Every year on 8 March, we celebrate International Women’s Day. For a school that maintains an even gender balance in both the student cohort and in positions of leadership, this is an important day for us to collectively show our support for and understanding of gender equity.
As part of this year’s conversation about gender equity, the Middle School hosted an International Women’s Day themed assembly. Students heard stories of inspirational women from around the world and in our own community, including the Carey Class of 2020’s own Mia Kendall, who was last year drafted into Melbourne Football Club in the AFLW.
‘When I was in primary school, I played footy with the boys before school, at recess, at lunch and after school,’ Mia shared in her speech to the Middle School students. ‘I was the only girl until I finally dragged a couple of my mates along in Year 6. Most of the boys were somewhat accepting, they’d keep their thoughts to themselves and just let me play, while others would ridicule me and treat me as an outsider for not conforming to the stereotypes of what girls were meant to do.’
Mia went onto explain that even though her experience so far in the AFLW has been overwhelmingly positive, she has still seen the same sort of discrimination playing out for her teammates, even as professional footballers.
‘I now look to the comments that I see on my fellow teammates’ social media, and the language and sexism is horrific. And the same boys that were telling me I couldn't or shouldn't be playing footy with them are the same men that are hating on women’s success in sport and in all areas of life,’ Mia said.

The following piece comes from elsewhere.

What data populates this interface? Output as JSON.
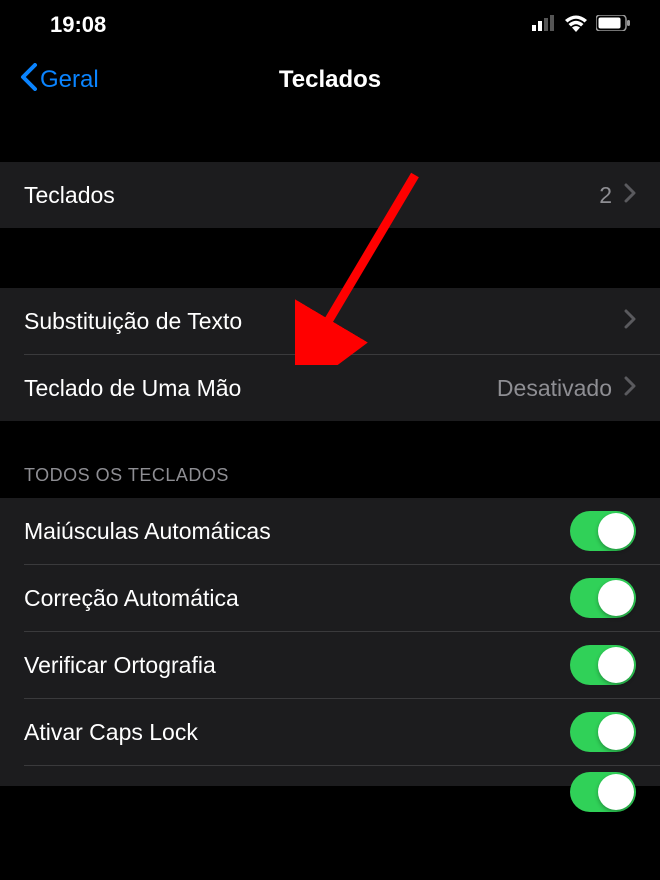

In order to change this culture, Mia challenged the boys in the audience to invite girls to participate when they notice anyone watching them kicking the footy around on the oval, or even to jam with their bands or be in their group projects. She then challenged the girls to have the courage to say yes.
‘What you're doing is showing these girls that you respect them as equal citizens to you rather than treating them as inferior, even if it's subconsciously,’ Mia explained. ‘I have faith that you are old enough and mature enough to understand the issues that we face, if you're willing to listen and learn.’
Towards the end of the assembly, four women in leadership at Carey formed a panel to talk about the challenges they have faced, the women who have inspired them, and how we can all be more active in promoting gender equity at Carey. The panel members – Deputy Principal, Kate Croft; our two Deputy Heads of Middle School, Meredith Plaisted and Georgie Jones; and Middle School teacher and Gender Equity Group representative Kaitlin Young (pictured with Mia Kendall) – all contributed insights into their lives to help to explain why promoting gender equity and celebrating International Women’s Day is so important.
Tomorrow morning, before school, Carey is hosting our annual International Women’s Day event in the IWA. Starting at 7.15am, we will hear from guest speaker, Director of Strategy and Innovation at the consulting firm kin8 and Old Carey Grammarian, Frances Goh (2006).
We are delighted to offer Carey students (Years 5 to 12), staff and parents the chance to hear from Frances and show your support for gender equity. Places are limited, so please register your attendance through the TryBooking.
Please note that breakfast will not be served at the event this year due to COVID-19 restrictions. Please wear a mask if you are unable to socially distance.